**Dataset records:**
%%

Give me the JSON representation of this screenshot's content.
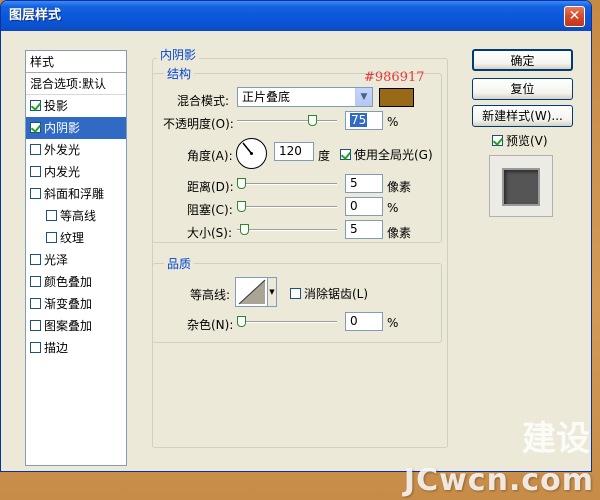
{
  "window": {
    "title": "图层样式",
    "close_label": "✕"
  },
  "sidebar": {
    "header": "样式",
    "items": [
      {
        "label": "混合选项:默认",
        "checkbox": false,
        "checked": false,
        "indent": false,
        "selected": false
      },
      {
        "label": "投影",
        "checkbox": true,
        "checked": true,
        "indent": false,
        "selected": false
      },
      {
        "label": "内阴影",
        "checkbox": true,
        "checked": true,
        "indent": false,
        "selected": true
      },
      {
        "label": "外发光",
        "checkbox": true,
        "checked": false,
        "indent": false,
        "selected": false
      },
      {
        "label": "内发光",
        "checkbox": true,
        "checked": false,
        "indent": false,
        "selected": false
      },
      {
        "label": "斜面和浮雕",
        "checkbox": true,
        "checked": false,
        "indent": false,
        "selected": false
      },
      {
        "label": "等高线",
        "checkbox": true,
        "checked": false,
        "indent": true,
        "selected": false
      },
      {
        "label": "纹理",
        "checkbox": true,
        "checked": false,
        "indent": true,
        "selected": false
      },
      {
        "label": "光泽",
        "checkbox": true,
        "checked": false,
        "indent": false,
        "selected": false
      },
      {
        "label": "颜色叠加",
        "checkbox": true,
        "checked": false,
        "indent": false,
        "selected": false
      },
      {
        "label": "渐变叠加",
        "checkbox": true,
        "checked": false,
        "indent": false,
        "selected": false
      },
      {
        "label": "图案叠加",
        "checkbox": true,
        "checked": false,
        "indent": false,
        "selected": false
      },
      {
        "label": "描边",
        "checkbox": true,
        "checked": false,
        "indent": false,
        "selected": false
      }
    ]
  },
  "main": {
    "section_title": "内阴影",
    "structure": {
      "title": "结构",
      "annotation": "#986917",
      "blend_mode_label": "混合模式:",
      "blend_mode_value": "正片叠底",
      "swatch_color": "#986917",
      "opacity_label": "不透明度(O):",
      "opacity_value": "75",
      "opacity_unit": "%",
      "opacity_fraction": 0.75,
      "angle_label": "角度(A):",
      "angle_value": "120",
      "angle_unit": "度",
      "global_light_label": "使用全局光(G)",
      "global_light_checked": true,
      "distance_label": "距离(D):",
      "distance_value": "5",
      "distance_unit": "像素",
      "choke_label": "阻塞(C):",
      "choke_value": "0",
      "choke_unit": "%",
      "size_label": "大小(S):",
      "size_value": "5",
      "size_unit": "像素"
    },
    "quality": {
      "title": "品质",
      "contour_label": "等高线:",
      "antialias_label": "消除锯齿(L)",
      "antialias_checked": false,
      "noise_label": "杂色(N):",
      "noise_value": "0",
      "noise_unit": "%"
    }
  },
  "buttons": {
    "ok": "确定",
    "reset": "复位",
    "new_style": "新建样式(W)...",
    "preview_label": "预览(V)",
    "preview_checked": true
  },
  "watermark": {
    "brand": "建设",
    "site": "JCwcn.com"
  }
}
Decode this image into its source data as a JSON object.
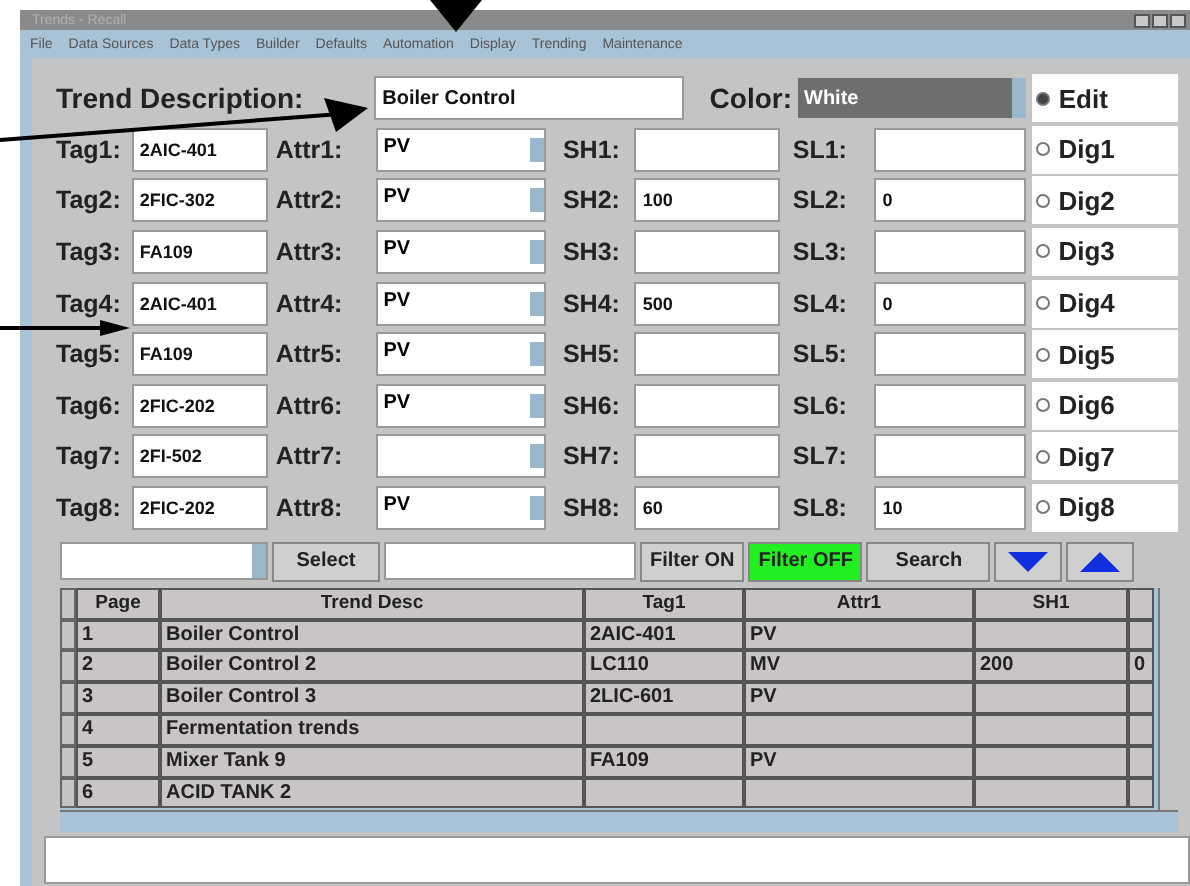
{
  "window": {
    "title": "Trends - Recall"
  },
  "menu": [
    "File",
    "Data Sources",
    "Data Types",
    "Builder",
    "Defaults",
    "Automation",
    "Display",
    "Trending",
    "Maintenance"
  ],
  "trend_description": {
    "label": "Trend Description:",
    "value": "Boiler Control"
  },
  "color": {
    "label": "Color:",
    "value": "White"
  },
  "mode_options": [
    {
      "label": "Edit",
      "selected": true
    },
    {
      "label": "Dig1",
      "selected": false
    },
    {
      "label": "Dig2",
      "selected": false
    },
    {
      "label": "Dig3",
      "selected": false
    },
    {
      "label": "Dig4",
      "selected": false
    },
    {
      "label": "Dig5",
      "selected": false
    },
    {
      "label": "Dig6",
      "selected": false
    },
    {
      "label": "Dig7",
      "selected": false
    },
    {
      "label": "Dig8",
      "selected": false
    }
  ],
  "tag_rows": [
    {
      "tag_label": "Tag1:",
      "tag": "2AIC-401",
      "attr_label": "Attr1:",
      "attr": "PV",
      "sh_label": "SH1:",
      "sh": "",
      "sl_label": "SL1:",
      "sl": ""
    },
    {
      "tag_label": "Tag2:",
      "tag": "2FIC-302",
      "attr_label": "Attr2:",
      "attr": "PV",
      "sh_label": "SH2:",
      "sh": "100",
      "sl_label": "SL2:",
      "sl": "0"
    },
    {
      "tag_label": "Tag3:",
      "tag": "FA109",
      "attr_label": "Attr3:",
      "attr": "PV",
      "sh_label": "SH3:",
      "sh": "",
      "sl_label": "SL3:",
      "sl": ""
    },
    {
      "tag_label": "Tag4:",
      "tag": "2AIC-401",
      "attr_label": "Attr4:",
      "attr": "PV",
      "sh_label": "SH4:",
      "sh": "500",
      "sl_label": "SL4:",
      "sl": "0"
    },
    {
      "tag_label": "Tag5:",
      "tag": "FA109",
      "attr_label": "Attr5:",
      "attr": "PV",
      "sh_label": "SH5:",
      "sh": "",
      "sl_label": "SL5:",
      "sl": ""
    },
    {
      "tag_label": "Tag6:",
      "tag": "2FIC-202",
      "attr_label": "Attr6:",
      "attr": "PV",
      "sh_label": "SH6:",
      "sh": "",
      "sl_label": "SL6:",
      "sl": ""
    },
    {
      "tag_label": "Tag7:",
      "tag": "2FI-502",
      "attr_label": "Attr7:",
      "attr": "",
      "sh_label": "SH7:",
      "sh": "",
      "sl_label": "SL7:",
      "sl": ""
    },
    {
      "tag_label": "Tag8:",
      "tag": "2FIC-202",
      "attr_label": "Attr8:",
      "attr": "PV",
      "sh_label": "SH8:",
      "sh": "60",
      "sl_label": "SL8:",
      "sl": "10"
    }
  ],
  "toolbar": {
    "select_button": "Select",
    "filters": [
      {
        "label": "Filter ON",
        "selected": false
      },
      {
        "label": "Filter OFF",
        "selected": true
      }
    ],
    "search_button": "Search"
  },
  "table": {
    "columns": [
      "Page",
      "Trend Desc",
      "Tag1",
      "Attr1",
      "SH1"
    ],
    "rows": [
      [
        "1",
        "Boiler Control",
        "2AIC-401",
        "PV",
        "",
        ""
      ],
      [
        "2",
        "Boiler Control 2",
        "LC110",
        "MV",
        "200",
        "0"
      ],
      [
        "3",
        "Boiler Control 3",
        "2LIC-601",
        "PV",
        "",
        ""
      ],
      [
        "4",
        "Fermentation trends",
        "",
        "",
        "",
        ""
      ],
      [
        "5",
        "Mixer Tank 9",
        "FA109",
        "PV",
        "",
        ""
      ],
      [
        "6",
        "ACID TANK 2",
        "",
        "",
        "",
        ""
      ]
    ]
  }
}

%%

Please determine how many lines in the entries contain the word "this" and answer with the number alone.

2